A new study has highlighted the benefits of music therapy in palliative care.
According to the findings of Sandi Curtis, a music therapy professor in the Concordia University Department of Creative Arts Therapies, music can provide a great source of solace to people who face a terminal illness and are confined to a hospital bed or hospice room.
The findings of Sandi Curtis, a music therapy professor in the Concordia University Department of Creative Arts Therapies, are based on a unique collaboration she orchestrated between university music therapy students, musicians from a professional symphony orchestra and a hospital palliative care ward.
"Our study showed how music therapy was effective in enhancing pain relief, comfort, relaxation, mood, confidence, resilience, life quality and well-being in patients," Curis said.

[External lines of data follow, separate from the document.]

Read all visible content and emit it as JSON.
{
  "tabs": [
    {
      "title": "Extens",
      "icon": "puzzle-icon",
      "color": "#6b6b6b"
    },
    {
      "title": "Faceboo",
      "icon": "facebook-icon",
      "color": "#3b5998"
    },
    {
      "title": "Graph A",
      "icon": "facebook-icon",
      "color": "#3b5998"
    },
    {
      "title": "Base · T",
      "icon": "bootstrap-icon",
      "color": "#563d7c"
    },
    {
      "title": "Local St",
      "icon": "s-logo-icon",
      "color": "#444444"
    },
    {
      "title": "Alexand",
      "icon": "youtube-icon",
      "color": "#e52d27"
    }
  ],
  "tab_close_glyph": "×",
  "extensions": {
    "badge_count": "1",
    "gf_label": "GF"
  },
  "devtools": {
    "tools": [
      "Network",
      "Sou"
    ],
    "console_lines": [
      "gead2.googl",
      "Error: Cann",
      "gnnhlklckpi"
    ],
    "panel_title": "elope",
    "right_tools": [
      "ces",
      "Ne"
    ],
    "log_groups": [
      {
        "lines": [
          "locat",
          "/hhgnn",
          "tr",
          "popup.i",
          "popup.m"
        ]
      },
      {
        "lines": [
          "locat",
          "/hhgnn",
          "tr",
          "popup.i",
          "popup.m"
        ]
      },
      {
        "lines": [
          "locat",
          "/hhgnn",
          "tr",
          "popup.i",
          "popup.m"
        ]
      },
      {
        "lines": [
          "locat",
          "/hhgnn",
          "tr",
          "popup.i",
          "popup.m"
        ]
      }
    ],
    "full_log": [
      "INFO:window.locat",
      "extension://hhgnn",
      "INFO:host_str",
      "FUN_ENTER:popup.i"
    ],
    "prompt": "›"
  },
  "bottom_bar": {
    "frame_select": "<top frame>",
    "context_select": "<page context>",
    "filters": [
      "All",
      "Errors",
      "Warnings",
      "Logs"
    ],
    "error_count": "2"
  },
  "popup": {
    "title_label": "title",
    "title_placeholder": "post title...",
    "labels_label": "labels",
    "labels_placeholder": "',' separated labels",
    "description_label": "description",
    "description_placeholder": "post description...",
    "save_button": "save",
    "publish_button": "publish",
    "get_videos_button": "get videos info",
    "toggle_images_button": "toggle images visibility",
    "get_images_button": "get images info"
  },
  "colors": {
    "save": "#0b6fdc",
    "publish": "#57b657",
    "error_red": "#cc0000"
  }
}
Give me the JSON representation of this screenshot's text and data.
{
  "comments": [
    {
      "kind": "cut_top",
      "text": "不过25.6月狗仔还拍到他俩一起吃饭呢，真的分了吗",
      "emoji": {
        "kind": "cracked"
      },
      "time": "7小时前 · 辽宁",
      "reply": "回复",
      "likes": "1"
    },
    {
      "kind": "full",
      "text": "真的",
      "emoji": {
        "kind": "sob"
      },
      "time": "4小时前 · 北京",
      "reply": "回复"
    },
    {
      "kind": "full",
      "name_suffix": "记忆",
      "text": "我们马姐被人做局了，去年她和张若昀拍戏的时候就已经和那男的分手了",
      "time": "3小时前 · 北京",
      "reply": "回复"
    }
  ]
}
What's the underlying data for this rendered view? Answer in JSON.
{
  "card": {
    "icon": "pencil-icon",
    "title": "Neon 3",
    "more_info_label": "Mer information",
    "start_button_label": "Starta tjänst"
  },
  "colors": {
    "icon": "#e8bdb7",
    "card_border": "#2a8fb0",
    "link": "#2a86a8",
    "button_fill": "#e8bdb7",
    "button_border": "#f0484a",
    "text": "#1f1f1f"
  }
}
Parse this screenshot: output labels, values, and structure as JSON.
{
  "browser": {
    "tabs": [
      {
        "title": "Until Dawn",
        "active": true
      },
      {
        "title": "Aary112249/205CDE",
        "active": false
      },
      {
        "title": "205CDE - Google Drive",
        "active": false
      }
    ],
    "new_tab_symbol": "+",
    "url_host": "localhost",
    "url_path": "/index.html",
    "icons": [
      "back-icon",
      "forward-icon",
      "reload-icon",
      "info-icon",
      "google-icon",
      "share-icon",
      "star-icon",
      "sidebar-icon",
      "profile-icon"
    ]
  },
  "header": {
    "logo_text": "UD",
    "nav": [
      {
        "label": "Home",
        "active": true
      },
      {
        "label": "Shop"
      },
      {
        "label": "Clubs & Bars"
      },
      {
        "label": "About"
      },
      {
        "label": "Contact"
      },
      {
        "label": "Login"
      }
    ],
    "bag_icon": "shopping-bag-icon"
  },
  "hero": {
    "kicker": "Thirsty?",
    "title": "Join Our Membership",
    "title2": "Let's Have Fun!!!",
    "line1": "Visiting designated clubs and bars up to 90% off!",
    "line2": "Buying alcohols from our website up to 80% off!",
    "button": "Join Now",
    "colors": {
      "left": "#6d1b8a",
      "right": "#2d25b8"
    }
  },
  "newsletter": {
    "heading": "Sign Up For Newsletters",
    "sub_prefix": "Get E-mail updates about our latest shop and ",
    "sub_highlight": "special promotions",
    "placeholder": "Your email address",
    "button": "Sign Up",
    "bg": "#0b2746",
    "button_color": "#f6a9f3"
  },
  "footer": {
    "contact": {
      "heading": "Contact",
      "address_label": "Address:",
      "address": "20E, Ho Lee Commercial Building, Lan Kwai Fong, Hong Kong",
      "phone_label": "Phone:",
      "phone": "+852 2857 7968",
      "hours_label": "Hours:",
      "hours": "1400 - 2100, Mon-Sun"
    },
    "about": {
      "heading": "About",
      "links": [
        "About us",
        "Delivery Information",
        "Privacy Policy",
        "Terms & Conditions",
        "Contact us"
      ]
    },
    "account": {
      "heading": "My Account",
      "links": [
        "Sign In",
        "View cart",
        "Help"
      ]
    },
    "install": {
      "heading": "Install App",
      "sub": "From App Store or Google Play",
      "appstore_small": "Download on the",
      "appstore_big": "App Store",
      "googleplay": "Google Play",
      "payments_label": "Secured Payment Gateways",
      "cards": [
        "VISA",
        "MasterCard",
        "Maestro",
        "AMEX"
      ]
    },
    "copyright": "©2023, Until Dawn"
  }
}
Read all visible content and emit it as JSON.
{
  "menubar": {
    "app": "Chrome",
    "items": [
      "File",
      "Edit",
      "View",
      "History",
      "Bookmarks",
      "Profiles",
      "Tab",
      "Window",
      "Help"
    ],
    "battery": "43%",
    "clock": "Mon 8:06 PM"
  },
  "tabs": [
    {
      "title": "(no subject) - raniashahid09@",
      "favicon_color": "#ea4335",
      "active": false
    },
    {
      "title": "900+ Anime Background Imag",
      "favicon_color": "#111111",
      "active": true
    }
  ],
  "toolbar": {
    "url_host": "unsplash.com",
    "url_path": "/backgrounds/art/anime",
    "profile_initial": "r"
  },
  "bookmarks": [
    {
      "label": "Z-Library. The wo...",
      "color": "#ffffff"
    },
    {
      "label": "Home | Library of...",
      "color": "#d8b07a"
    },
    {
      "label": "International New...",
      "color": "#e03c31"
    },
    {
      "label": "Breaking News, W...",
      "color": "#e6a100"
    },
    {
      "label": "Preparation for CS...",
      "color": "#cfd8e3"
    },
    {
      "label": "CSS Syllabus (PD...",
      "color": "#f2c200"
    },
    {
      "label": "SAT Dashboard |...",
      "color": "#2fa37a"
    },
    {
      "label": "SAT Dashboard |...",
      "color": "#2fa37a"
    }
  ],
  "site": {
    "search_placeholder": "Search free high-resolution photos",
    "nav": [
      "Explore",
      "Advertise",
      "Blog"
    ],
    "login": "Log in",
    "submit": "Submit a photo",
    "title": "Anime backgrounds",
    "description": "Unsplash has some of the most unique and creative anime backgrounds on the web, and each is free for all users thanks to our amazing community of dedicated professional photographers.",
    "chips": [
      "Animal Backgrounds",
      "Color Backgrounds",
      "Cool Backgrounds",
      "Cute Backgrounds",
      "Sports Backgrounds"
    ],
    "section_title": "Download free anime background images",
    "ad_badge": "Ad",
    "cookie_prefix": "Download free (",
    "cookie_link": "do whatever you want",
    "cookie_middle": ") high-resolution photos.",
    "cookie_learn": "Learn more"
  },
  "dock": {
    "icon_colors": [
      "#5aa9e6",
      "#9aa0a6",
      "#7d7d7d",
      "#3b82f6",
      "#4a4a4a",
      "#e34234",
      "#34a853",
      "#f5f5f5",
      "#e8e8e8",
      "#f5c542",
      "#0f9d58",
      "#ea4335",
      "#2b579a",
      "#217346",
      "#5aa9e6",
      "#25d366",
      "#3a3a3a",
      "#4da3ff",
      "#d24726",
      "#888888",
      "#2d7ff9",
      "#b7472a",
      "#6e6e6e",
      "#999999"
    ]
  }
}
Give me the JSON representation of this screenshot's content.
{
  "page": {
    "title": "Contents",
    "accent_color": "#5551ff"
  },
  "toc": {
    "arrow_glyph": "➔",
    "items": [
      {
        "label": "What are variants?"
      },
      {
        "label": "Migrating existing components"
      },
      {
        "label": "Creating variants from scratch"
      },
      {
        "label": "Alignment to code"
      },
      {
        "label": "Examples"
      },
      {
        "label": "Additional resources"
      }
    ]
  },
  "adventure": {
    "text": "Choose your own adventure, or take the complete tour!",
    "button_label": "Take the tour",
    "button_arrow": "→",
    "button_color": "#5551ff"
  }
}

As part of the study, which spanned three years, Curtis divided undergraduates and musicians into pairs supervised by an accredited music therapist. As for the 371 participants, they were male and female palliative care patients between 18 and 101 years old. All patients had a terminal illness and most with a diagnosis of cancer.
Participants were seen for a single music therapy session, which lasted from 15 to 60 minutes. Interventions were designed to address four areas - pain relief, relaxation, mood and quality of life.
Three palliative care patients were so comforted by the experience that their families requested music therapy teams return to play soft music as they died. "On two other occasions, because of the strong relationship established in prior music therapy sessions, the music therapy team was asked to perform at the patients' funerals," Curtis added.
The study has been published in the journal Music and Medicine.